Six months ago I would have been able to tell you the latin names of maybe twenty different plants, usually only when they were in flower, and correctly identifying them would probably take a few tries. I didn’t know any coastal or salt marsh species, sedges and grasses were out of the question, my botanic vocabulary was very limited. Floras and dichotomous keys were intimidating books to only be touched if you wanted to induce a headache. I had only been camping two times. And I had definitely never collected seeds.
However yesterday, I was able to look at a list of 305 latin names of the species we collected from, and know which of these collections would be appropriate for a project manager to use at their dam removal and freshwater stream restoration site. I am probably able to identify a few hundred species on the spot, and can easily figure out a few hundred more using floras and keys. I realized a few months ago that I can look at a tray of seeds and identify what plant it came from.
We’ve traveled over 10,000 miles up and down the five coastal New England states, made over 300 collections (our goal was 200), and collected from up to 13 different species in one day. I’ve witnessed the breathtaking panoramic view from the tops of the Parker River sand dunes on Plum Island, the vast Atlantic spreading out beyond the horizon on the East, and miles upon miles of pristine salt marsh teeming with life on the West. I’ve been unexpectedly sucked knee-deep into mud more times than I can count (but managed to bring my boots back to the surface every time!). I’ve bounced through trampolines of sphagnum bogs, tip-toeing around rare plants that non-botanist eyes would never have noticed. I was humbled each time we came back and saw our footprints remaining in the same spots months later. I’ve felt the heavy helplessness of watching a freshwater marsh go through a drought, lily pads crunching underneath our feet on the dry, cracked mud. And I was lucky enough to see that same marsh finally retaining water when the drought let up – I will always be in awe of the resilience of plants.
During this internship, I was always thinking of a section of my favorite poem, Wendell Berry’s “Manifesto: The Mad Farmer Liberation Front”:

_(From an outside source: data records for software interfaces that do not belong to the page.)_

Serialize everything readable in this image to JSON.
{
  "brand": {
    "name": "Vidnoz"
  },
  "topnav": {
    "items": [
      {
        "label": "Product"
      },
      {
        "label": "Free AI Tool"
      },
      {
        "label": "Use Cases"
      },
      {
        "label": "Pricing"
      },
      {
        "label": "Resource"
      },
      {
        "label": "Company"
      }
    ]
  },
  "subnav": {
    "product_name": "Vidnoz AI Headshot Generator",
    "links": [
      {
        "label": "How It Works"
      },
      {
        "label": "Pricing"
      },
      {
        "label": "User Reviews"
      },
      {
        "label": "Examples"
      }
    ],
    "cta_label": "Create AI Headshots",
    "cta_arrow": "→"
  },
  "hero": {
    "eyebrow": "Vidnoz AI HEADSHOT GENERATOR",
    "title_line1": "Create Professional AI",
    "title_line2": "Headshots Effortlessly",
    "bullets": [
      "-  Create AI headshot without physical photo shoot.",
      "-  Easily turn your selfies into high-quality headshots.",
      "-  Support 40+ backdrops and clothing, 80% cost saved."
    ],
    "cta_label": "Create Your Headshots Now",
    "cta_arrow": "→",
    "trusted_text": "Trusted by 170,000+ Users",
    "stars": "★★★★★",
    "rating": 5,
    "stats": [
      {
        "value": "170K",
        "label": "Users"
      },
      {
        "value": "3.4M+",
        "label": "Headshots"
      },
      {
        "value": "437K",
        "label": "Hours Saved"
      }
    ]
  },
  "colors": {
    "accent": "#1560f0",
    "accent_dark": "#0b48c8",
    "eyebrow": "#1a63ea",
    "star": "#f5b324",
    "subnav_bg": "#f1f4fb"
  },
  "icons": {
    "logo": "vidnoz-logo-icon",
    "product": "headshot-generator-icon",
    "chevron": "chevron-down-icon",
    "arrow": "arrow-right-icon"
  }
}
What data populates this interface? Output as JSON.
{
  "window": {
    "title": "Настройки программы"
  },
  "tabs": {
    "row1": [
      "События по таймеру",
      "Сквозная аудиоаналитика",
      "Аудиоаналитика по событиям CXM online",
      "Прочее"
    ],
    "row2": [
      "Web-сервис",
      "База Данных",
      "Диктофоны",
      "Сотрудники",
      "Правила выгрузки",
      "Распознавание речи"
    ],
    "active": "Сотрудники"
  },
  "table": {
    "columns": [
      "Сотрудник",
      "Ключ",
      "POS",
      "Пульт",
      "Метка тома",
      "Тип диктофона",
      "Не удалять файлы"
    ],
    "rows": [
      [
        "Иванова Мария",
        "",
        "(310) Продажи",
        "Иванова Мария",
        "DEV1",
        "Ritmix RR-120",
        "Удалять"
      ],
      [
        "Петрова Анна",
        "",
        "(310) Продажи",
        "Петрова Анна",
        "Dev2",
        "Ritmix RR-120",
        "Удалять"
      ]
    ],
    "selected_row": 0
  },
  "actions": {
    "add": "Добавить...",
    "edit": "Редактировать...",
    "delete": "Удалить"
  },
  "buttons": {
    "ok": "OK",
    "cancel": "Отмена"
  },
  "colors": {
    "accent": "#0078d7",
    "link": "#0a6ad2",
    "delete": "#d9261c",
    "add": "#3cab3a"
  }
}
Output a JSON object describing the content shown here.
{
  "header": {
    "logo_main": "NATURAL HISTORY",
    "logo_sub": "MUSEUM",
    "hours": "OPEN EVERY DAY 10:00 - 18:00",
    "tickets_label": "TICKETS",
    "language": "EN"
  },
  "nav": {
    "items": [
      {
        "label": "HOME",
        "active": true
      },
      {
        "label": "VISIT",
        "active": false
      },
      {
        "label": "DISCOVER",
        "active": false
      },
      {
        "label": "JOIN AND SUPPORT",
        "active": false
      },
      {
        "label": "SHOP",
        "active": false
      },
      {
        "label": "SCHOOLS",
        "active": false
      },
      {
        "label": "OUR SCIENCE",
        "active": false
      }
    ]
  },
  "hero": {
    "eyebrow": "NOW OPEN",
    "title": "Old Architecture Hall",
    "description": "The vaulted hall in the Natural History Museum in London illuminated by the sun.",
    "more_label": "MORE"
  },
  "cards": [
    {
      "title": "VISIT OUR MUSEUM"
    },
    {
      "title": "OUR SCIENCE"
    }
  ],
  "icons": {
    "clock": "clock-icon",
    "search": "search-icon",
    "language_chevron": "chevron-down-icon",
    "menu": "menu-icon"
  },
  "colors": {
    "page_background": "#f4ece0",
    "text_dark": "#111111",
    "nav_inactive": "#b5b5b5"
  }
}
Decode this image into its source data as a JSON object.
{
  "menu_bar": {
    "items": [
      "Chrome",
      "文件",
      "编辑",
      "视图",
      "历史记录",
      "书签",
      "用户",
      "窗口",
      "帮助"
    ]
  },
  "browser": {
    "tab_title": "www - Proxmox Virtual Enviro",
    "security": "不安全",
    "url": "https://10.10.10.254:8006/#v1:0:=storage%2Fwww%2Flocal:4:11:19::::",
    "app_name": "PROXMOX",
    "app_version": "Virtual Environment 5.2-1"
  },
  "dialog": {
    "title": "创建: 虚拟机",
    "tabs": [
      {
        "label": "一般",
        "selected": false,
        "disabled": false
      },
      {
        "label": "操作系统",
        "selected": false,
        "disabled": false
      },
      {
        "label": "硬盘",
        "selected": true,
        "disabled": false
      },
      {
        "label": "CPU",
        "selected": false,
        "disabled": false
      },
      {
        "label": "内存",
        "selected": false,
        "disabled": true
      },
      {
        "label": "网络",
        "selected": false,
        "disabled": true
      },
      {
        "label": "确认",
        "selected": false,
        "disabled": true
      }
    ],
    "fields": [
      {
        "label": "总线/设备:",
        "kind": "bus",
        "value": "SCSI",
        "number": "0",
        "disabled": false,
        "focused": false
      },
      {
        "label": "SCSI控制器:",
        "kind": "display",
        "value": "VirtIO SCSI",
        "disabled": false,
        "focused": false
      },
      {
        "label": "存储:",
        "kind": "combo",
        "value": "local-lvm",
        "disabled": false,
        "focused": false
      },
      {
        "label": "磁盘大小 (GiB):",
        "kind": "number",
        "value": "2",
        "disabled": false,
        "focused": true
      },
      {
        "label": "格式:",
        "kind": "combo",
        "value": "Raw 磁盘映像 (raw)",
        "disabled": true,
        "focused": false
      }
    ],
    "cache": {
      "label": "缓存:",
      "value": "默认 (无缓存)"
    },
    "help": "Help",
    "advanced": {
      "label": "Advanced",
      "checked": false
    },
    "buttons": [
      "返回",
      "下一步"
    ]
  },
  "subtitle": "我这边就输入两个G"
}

“Say that your main crop is the forest that you did not plant, that you will not live to harvest. Say that the leaves are harvested when they have rotted into the mold. Call that profit. Prophesy such returns. Put your faith in the two inches of humus that will build under the trees every thousand years. Listen to carrion — put your ear close, and hear the faint chattering of the songs that are to come. Expect the end of the world. Laugh. Laughter is immeasurable. Be joyful though you have considered all the facts.”
I had always read most of this poem as a metaphor. However during the past six months I was literally harvesting what I never planted. We had to put our faith in the natural cycles being able to overcome droughts and man-made disturbances. We were simply collecting seeds that Nature had done all the planting, farming, and caring for. Granted, my job depended directly and literally on the harvest of these ecosystems. Yet having this new, close-up perspective from this season allowed me to take to heart even more the lessons of optimism and resilience from plants.
I am truly grateful for this incredible opportunity I had to contribute to the cause of native seed collection, and to be a part of the CLM internship program and the New England Wild Flower Society. I’ve enjoyed every bit of it, and am excited to take all that I have learned with me into the future.
Here are a few pictures from the season that never made it into my posts – enjoy!Peace, love, and seeds,
Seeds of Success East
New England Wild Flower Society